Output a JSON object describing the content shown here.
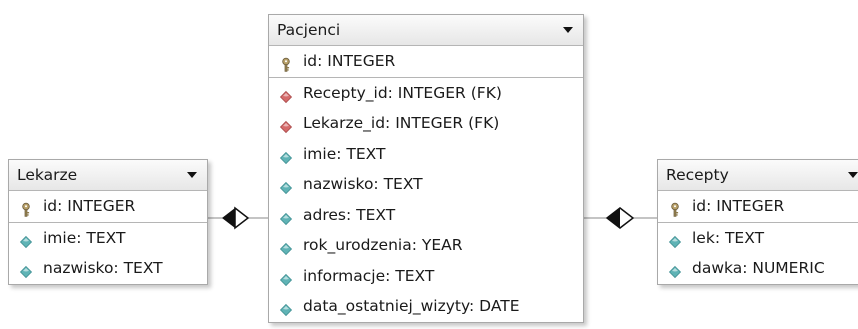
{
  "entities": {
    "lekarze": {
      "name": "Lekarze",
      "pk_fields": [
        {
          "label": "id: INTEGER",
          "icon": "key-icon"
        }
      ],
      "fields": [
        {
          "label": "imie: TEXT",
          "icon": "field-icon"
        },
        {
          "label": "nazwisko: TEXT",
          "icon": "field-icon"
        }
      ]
    },
    "pacjenci": {
      "name": "Pacjenci",
      "pk_fields": [
        {
          "label": "id: INTEGER",
          "icon": "key-icon"
        }
      ],
      "fields": [
        {
          "label": "Recepty_id: INTEGER (FK)",
          "icon": "foreign-key-icon"
        },
        {
          "label": "Lekarze_id: INTEGER (FK)",
          "icon": "foreign-key-icon"
        },
        {
          "label": "imie: TEXT",
          "icon": "field-icon"
        },
        {
          "label": "nazwisko: TEXT",
          "icon": "field-icon"
        },
        {
          "label": "adres: TEXT",
          "icon": "field-icon"
        },
        {
          "label": "rok_urodzenia: YEAR",
          "icon": "field-icon"
        },
        {
          "label": "informacje: TEXT",
          "icon": "field-icon"
        },
        {
          "label": "data_ostatniej_wizyty: DATE",
          "icon": "field-icon"
        }
      ]
    },
    "recepty": {
      "name": "Recepty",
      "pk_fields": [
        {
          "label": "id: INTEGER",
          "icon": "key-icon"
        }
      ],
      "fields": [
        {
          "label": "lek: TEXT",
          "icon": "field-icon"
        },
        {
          "label": "dawka: NUMERIC",
          "icon": "field-icon"
        }
      ]
    }
  },
  "relationships": [
    {
      "from": "Lekarze",
      "to": "Pacjenci",
      "end": "diamond"
    },
    {
      "from": "Recepty",
      "to": "Pacjenci",
      "end": "diamond"
    }
  ],
  "colors": {
    "field_icon": "#5fb3b5",
    "foreign_key_icon": "#d46a6a",
    "key_icon": "#b8a068"
  }
}
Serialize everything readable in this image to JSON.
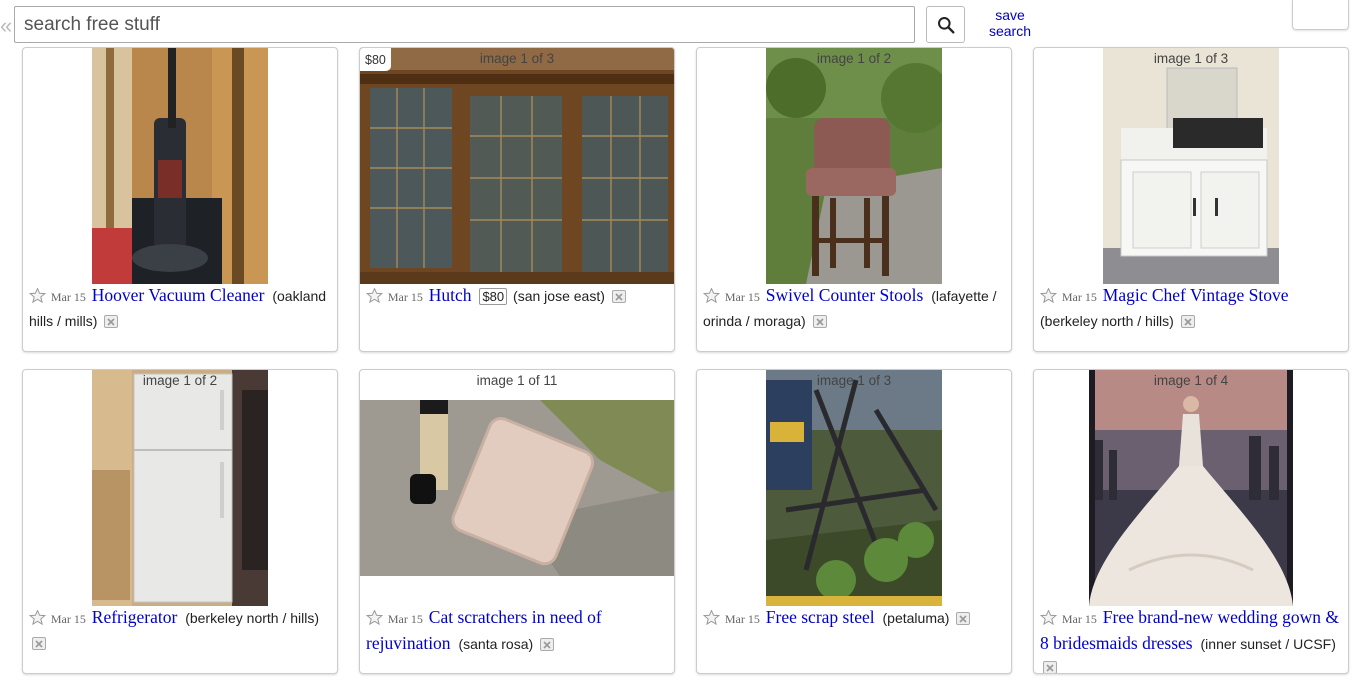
{
  "search": {
    "placeholder": "search free stuff"
  },
  "save_search": {
    "line1": "save",
    "line2": "search"
  },
  "icons": {
    "collapse": "double-chevron-left",
    "search": "magnifier",
    "favorite": "star-outline",
    "hide": "hide-box-icon"
  },
  "colors": {
    "link": "#0000cc",
    "border": "#cccccc"
  },
  "listings": [
    {
      "image_count": "",
      "price_tag": "",
      "date": "Mar 15",
      "title": "Hoover Vacuum Cleaner",
      "price": "",
      "hood": "(oakland hills / mills)"
    },
    {
      "image_count": "image 1 of 3",
      "price_tag": "$80",
      "date": "Mar 15",
      "title": "Hutch",
      "price": "$80",
      "hood": "(san jose east)"
    },
    {
      "image_count": "image 1 of 2",
      "price_tag": "",
      "date": "Mar 15",
      "title": "Swivel Counter Stools",
      "price": "",
      "hood": "(lafayette / orinda / moraga)"
    },
    {
      "image_count": "image 1 of 3",
      "price_tag": "",
      "date": "Mar 15",
      "title": "Magic Chef Vintage Stove",
      "price": "",
      "hood": "(berkeley north / hills)"
    },
    {
      "image_count": "image 1 of 2",
      "price_tag": "",
      "date": "Mar 15",
      "title": "Refrigerator",
      "price": "",
      "hood": "(berkeley north / hills)"
    },
    {
      "image_count": "image 1 of 11",
      "price_tag": "",
      "date": "Mar 15",
      "title": "Cat scratchers in need of rejuvination",
      "price": "",
      "hood": "(santa rosa)"
    },
    {
      "image_count": "image 1 of 3",
      "price_tag": "",
      "date": "Mar 15",
      "title": "Free scrap steel",
      "price": "",
      "hood": "(petaluma)"
    },
    {
      "image_count": "image 1 of 4",
      "price_tag": "",
      "date": "Mar 15",
      "title": "Free brand-new wedding gown & 8 bridesmaids dresses",
      "price": "",
      "hood": "(inner sunset / UCSF)"
    }
  ]
}
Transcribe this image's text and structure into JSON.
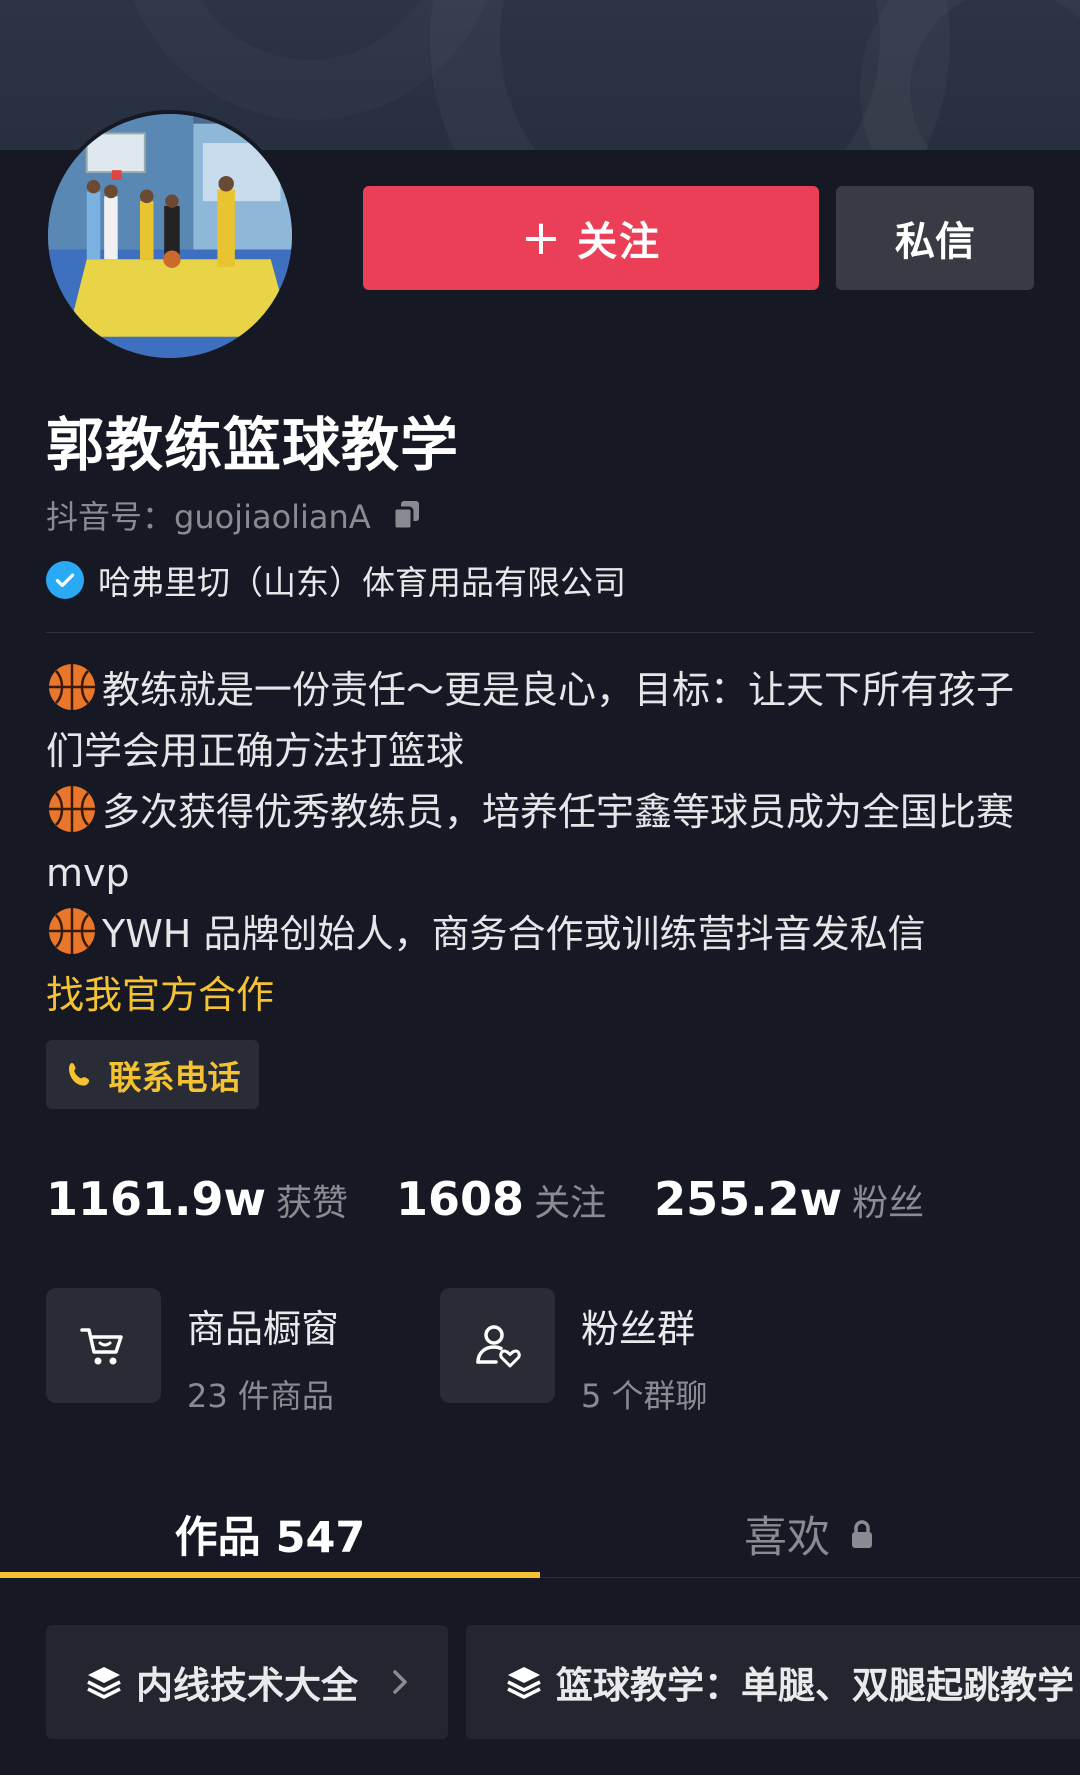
{
  "profile": {
    "name": "郭教练篮球教学",
    "douyin_id": "抖音号：guojiaolianA",
    "verified_org": "哈弗里切（山东）体育用品有限公司"
  },
  "actions": {
    "follow_label": "关注",
    "message_label": "私信"
  },
  "bio": {
    "line1": "教练就是一份责任～更是良心，目标：让天下所有孩子们学会用正确方法打篮球",
    "line2": "多次获得优秀教练员，培养任宇鑫等球员成为全国比赛 mvp",
    "line3": "YWH 品牌创始人，商务合作或训练营抖音发私信",
    "link": "找我官方合作"
  },
  "contact": {
    "phone_label": "联系电话"
  },
  "stats": [
    {
      "value": "1161.9w",
      "label": "获赞"
    },
    {
      "value": "1608",
      "label": "关注"
    },
    {
      "value": "255.2w",
      "label": "粉丝"
    }
  ],
  "tiles": {
    "shop": {
      "title": "商品橱窗",
      "subtitle": "23 件商品"
    },
    "fans_group": {
      "title": "粉丝群",
      "subtitle": "5 个群聊"
    }
  },
  "tabs": {
    "works": "作品 547",
    "likes": "喜欢"
  },
  "collections": [
    {
      "title": "内线技术大全"
    },
    {
      "title": "篮球教学：单腿、双腿起跳教学"
    }
  ],
  "colors": {
    "background": "#161823",
    "follow_red": "#ea3f56",
    "accent_yellow": "#f5c332",
    "verified_blue": "#2aa9f4"
  },
  "icons": [
    "plus-icon",
    "copy-icon",
    "verified-check-icon",
    "basketball-icon",
    "phone-icon",
    "cart-icon",
    "fans-group-icon",
    "lock-icon",
    "layers-icon",
    "chevron-right-icon"
  ]
}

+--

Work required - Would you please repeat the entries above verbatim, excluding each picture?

Solution for this task -
Output a JSON object describing the content shown here.
{
  "entities": {
    "lekarze": {
      "name": "Lekarze",
      "pk_fields": [
        {
          "label": "id: INTEGER",
          "icon": "key-icon"
        }
      ],
      "fields": [
        {
          "label": "imie: TEXT",
          "icon": "field-icon"
        },
        {
          "label": "nazwisko: TEXT",
          "icon": "field-icon"
        }
      ]
    },
    "pacjenci": {
      "name": "Pacjenci",
      "pk_fields": [
        {
          "label": "id: INTEGER",
          "icon": "key-icon"
        }
      ],
      "fields": [
        {
          "label": "Recepty_id: INTEGER (FK)",
          "icon": "foreign-key-icon"
        },
        {
          "label": "Lekarze_id: INTEGER (FK)",
          "icon": "foreign-key-icon"
        },
        {
          "label": "imie: TEXT",
          "icon": "field-icon"
        },
        {
          "label": "nazwisko: TEXT",
          "icon": "field-icon"
        },
        {
          "label": "adres: TEXT",
          "icon": "field-icon"
        },
        {
          "label": "rok_urodzenia: YEAR",
          "icon": "field-icon"
        },
        {
          "label": "informacje: TEXT",
          "icon": "field-icon"
        },
        {
          "label": "data_ostatniej_wizyty: DATE",
          "icon": "field-icon"
        }
      ]
    },
    "recepty": {
      "name": "Recepty",
      "pk_fields": [
        {
          "label": "id: INTEGER",
          "icon": "key-icon"
        }
      ],
      "fields": [
        {
          "label": "lek: TEXT",
          "icon": "field-icon"
        },
        {
          "label": "dawka: NUMERIC",
          "icon": "field-icon"
        }
      ]
    }
  },
  "relationships": [
    {
      "from": "Lekarze",
      "to": "Pacjenci",
      "end": "diamond"
    },
    {
      "from": "Recepty",
      "to": "Pacjenci",
      "end": "diamond"
    }
  ],
  "colors": {
    "field_icon": "#5fb3b5",
    "foreign_key_icon": "#d46a6a",
    "key_icon": "#b8a068"
  }
}
Serialize everything readable in this image to JSON.
{
  "search": {
    "placeholder": "search free stuff"
  },
  "save_search": {
    "line1": "save",
    "line2": "search"
  },
  "icons": {
    "collapse": "double-chevron-left",
    "search": "magnifier",
    "favorite": "star-outline",
    "hide": "hide-box-icon"
  },
  "colors": {
    "link": "#0000cc",
    "border": "#cccccc"
  },
  "listings": [
    {
      "image_count": "",
      "price_tag": "",
      "date": "Mar 15",
      "title": "Hoover Vacuum Cleaner",
      "price": "",
      "hood": "(oakland hills / mills)"
    },
    {
      "image_count": "image 1 of 3",
      "price_tag": "$80",
      "date": "Mar 15",
      "title": "Hutch",
      "price": "$80",
      "hood": "(san jose east)"
    },
    {
      "image_count": "image 1 of 2",
      "price_tag": "",
      "date": "Mar 15",
      "title": "Swivel Counter Stools",
      "price": "",
      "hood": "(lafayette / orinda / moraga)"
    },
    {
      "image_count": "image 1 of 3",
      "price_tag": "",
      "date": "Mar 15",
      "title": "Magic Chef Vintage Stove",
      "price": "",
      "hood": "(berkeley north / hills)"
    },
    {
      "image_count": "image 1 of 2",
      "price_tag": "",
      "date": "Mar 15",
      "title": "Refrigerator",
      "price": "",
      "hood": "(berkeley north / hills)"
    },
    {
      "image_count": "image 1 of 11",
      "price_tag": "",
      "date": "Mar 15",
      "title": "Cat scratchers in need of rejuvination",
      "price": "",
      "hood": "(santa rosa)"
    },
    {
      "image_count": "image 1 of 3",
      "price_tag": "",
      "date": "Mar 15",
      "title": "Free scrap steel",
      "price": "",
      "hood": "(petaluma)"
    },
    {
      "image_count": "image 1 of 4",
      "price_tag": "",
      "date": "Mar 15",
      "title": "Free brand-new wedding gown & 8 bridesmaids dresses",
      "price": "",
      "hood": "(inner sunset / UCSF)"
    }
  ]
}
Transcribe this image's text and structure into JSON.
{
  "profile": {
    "name": "郭教练篮球教学",
    "douyin_id": "抖音号：guojiaolianA",
    "verified_org": "哈弗里切（山东）体育用品有限公司"
  },
  "actions": {
    "follow_label": "关注",
    "message_label": "私信"
  },
  "bio": {
    "line1": "教练就是一份责任～更是良心，目标：让天下所有孩子们学会用正确方法打篮球",
    "line2": "多次获得优秀教练员，培养任宇鑫等球员成为全国比赛 mvp",
    "line3": "YWH 品牌创始人，商务合作或训练营抖音发私信",
    "link": "找我官方合作"
  },
  "contact": {
    "phone_label": "联系电话"
  },
  "stats": [
    {
      "value": "1161.9w",
      "label": "获赞"
    },
    {
      "value": "1608",
      "label": "关注"
    },
    {
      "value": "255.2w",
      "label": "粉丝"
    }
  ],
  "tiles": {
    "shop": {
      "title": "商品橱窗",
      "subtitle": "23 件商品"
    },
    "fans_group": {
      "title": "粉丝群",
      "subtitle": "5 个群聊"
    }
  },
  "tabs": {
    "works": "作品 547",
    "likes": "喜欢"
  },
  "collections": [
    {
      "title": "内线技术大全"
    },
    {
      "title": "篮球教学：单腿、双腿起跳教学"
    }
  ],
  "colors": {
    "background": "#161823",
    "follow_red": "#ea3f56",
    "accent_yellow": "#f5c332",
    "verified_blue": "#2aa9f4"
  },
  "icons": [
    "plus-icon",
    "copy-icon",
    "verified-check-icon",
    "basketball-icon",
    "phone-icon",
    "cart-icon",
    "fans-group-icon",
    "lock-icon",
    "layers-icon",
    "chevron-right-icon"
  ]
}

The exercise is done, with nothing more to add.